Earlier this week, BusinessWeek made feminists' heads explode by publishing an article entitled, "Why Are Women So Bitchy to Each Other?" The story focused on a psychological study by a university professor who studies what she calls female “indirect aggression" (which BusinessWeek claims is "usually shorthanded as bitchiness").
In response to the article, Jessica Valenti tweeted: "I'm looking forward to the media frenzy over men being dicks to each other." Other female journos made similar remarks about why competitiveness in women is always seen as negative, whereas in men it's typically described positively. And people couldn't help but notice the fact that the article's related link was another BusinessWeek story ridiculously titled, "Do Women Want Time Off Work for Their Periods?" Lots of jokes about periods and bitchiness ensued.

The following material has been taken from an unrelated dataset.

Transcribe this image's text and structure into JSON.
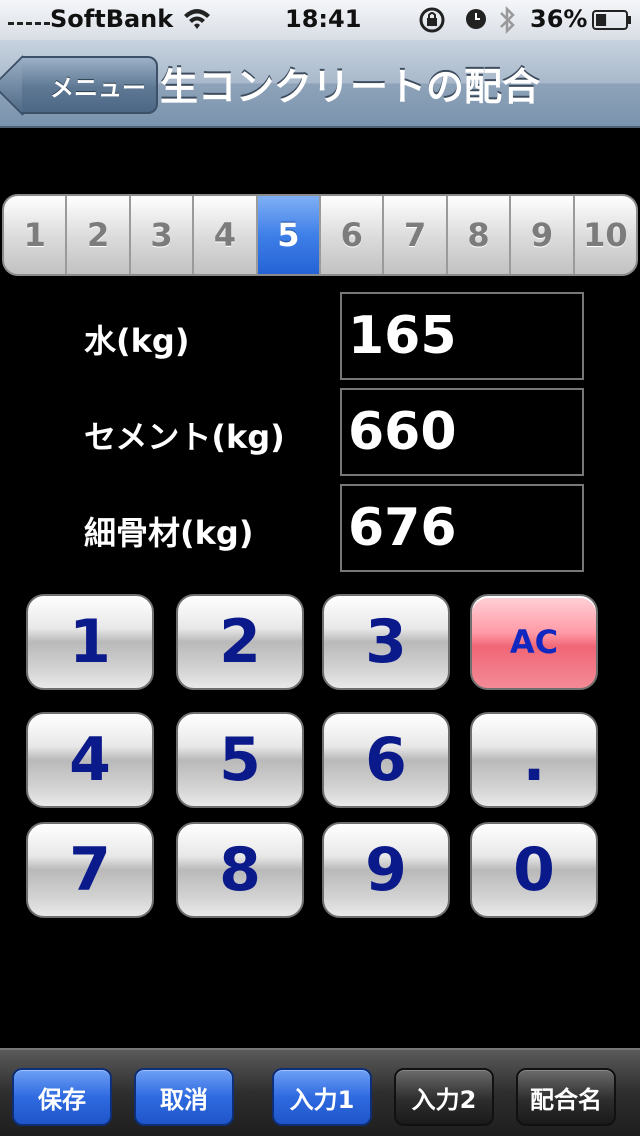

Valid, smart responses across the board, but the larger issue, in my mind, is two-fold: First, that a major publication would frame a study on female competitiveness in this way; and second, that because of the framing and the legitimate anger in response to it, other studies on this topic may struggle to find funding. Other psychologists and behavioral scientists may shy away from the topic altogether, concerned at the backlash inherent in studying female behavior of any kind.
First, the media coverage. Holy shit. How the hell does a usually credible publication like BusinessWeek publish something so patently biased? We don't mean to pile on, but did the writer's editor assume she couldn't be sexist because she's a woman? Did an editor even read Claire Suddath's piece before it posted? I can't imagine any editor I know letting lines like these slide:
• "Unlike other social habits such as severe celebrity crushes and going to the bathroom in groups women never quite grow out of this one."
• "Basically, every member of both genders is a complete jerk."
• "Women compete this way for male attention (and vice-versa), but they also compete in situations where they’re actually doing each other harm. Being catty to someone at work isn’t accomplishing anything; it’s just earning you an enemy. One day that enemy might bad-talk you, too."
The headline immediately sets a negative tone for the piece, which is centered, as noted above, on an interesting psychology study. Suddath explains in the story that the author of the study -- Tracy Vaillancourt, a McMaster University psychology professor -- uses the term "bitchy" when describing certain behaviors to her study participants because they typically find the phrase "indirect aggression" difficult to understand. That makes sense. Using the word in the headline of the piece does not ... except if the point is to create controversy and attract clicks, which Suddath did. Within a day, the story was the No.2 most read on the site.
The linked period story (by the same reporter) is even worse. It starts with the news that a Russian minister has proposed legislation that would grant females two days off during their period. Suddath equates women taking such days off with her pocketing extra change if a cashier makes a mistake (which, by the way, is both lame and indicative of someone who's probably never been a cashier). She then sets about interviewing other professional women about whether or not they would take the days off if such legislation was passed in the United States (despite the fact that she also says that would never happen because it's "ridiculous"), resulting in a series of quotes like this one: "I’d actually prefer two days off the week before, when I want to strangle people."
Us ladies need time off to deal with our bitchiness during that time of the month! Am I right, sister-friend? Hey BusinessWeek: Just because a woman wrote it doesn't mean it's not sexist.
What's equally bad, if not worse, is that crap like this makes it next to impossible for studies like Vaillancourt's to happen. Unlike the media, grant-makers and universities tend to shy away from controversial topics, and then there's the issue of researchers just opting out of studying certain female behaviors simply to avoid the potential backlash altogether.
And you know what? Female aggression should absolutely be studied as much as male aggression. We should absolutely know more about what fuels it, how it's exhibited, the pros and cons of it and where it fits into the evolution of the modern woman. The study's findings were fascinating; Vaillancourt reports that women developed the techniques of indirect aggression over time, to fight for everything from men to social status to jobs. Why? Because it's an effective way to fiercely compete without risking bodily injury (at least most of the time).
Her study also found that "indirect aggression is an effective intrasexual competition strategy;" in other words, if you're competing with another lady for a guy, tactics like spreading rumors about her or criticizing her appearance tend to work. In summarizing her findings, Vaillancourt writes that indirect aggression is associated with a "diminished willingness to compete on the part of victims and with greater dating and sexual behavior among those who perpetrate the aggression."
Or as BusinessWeek might put it: Bitches be ballers. That's the thing: The study itself is interesting and worthwhile, I just don't think the magazine did it justice. And if that means we end up without studies of how female competition for jobs differs from male competition, and why, or how, female-on-female judgement affects the expectations society has for women in various roles -- CEO, mother, wife, friend -- then that's a far bigger shame than just some casual link-bait sexism.
What did you think of the story and its implications?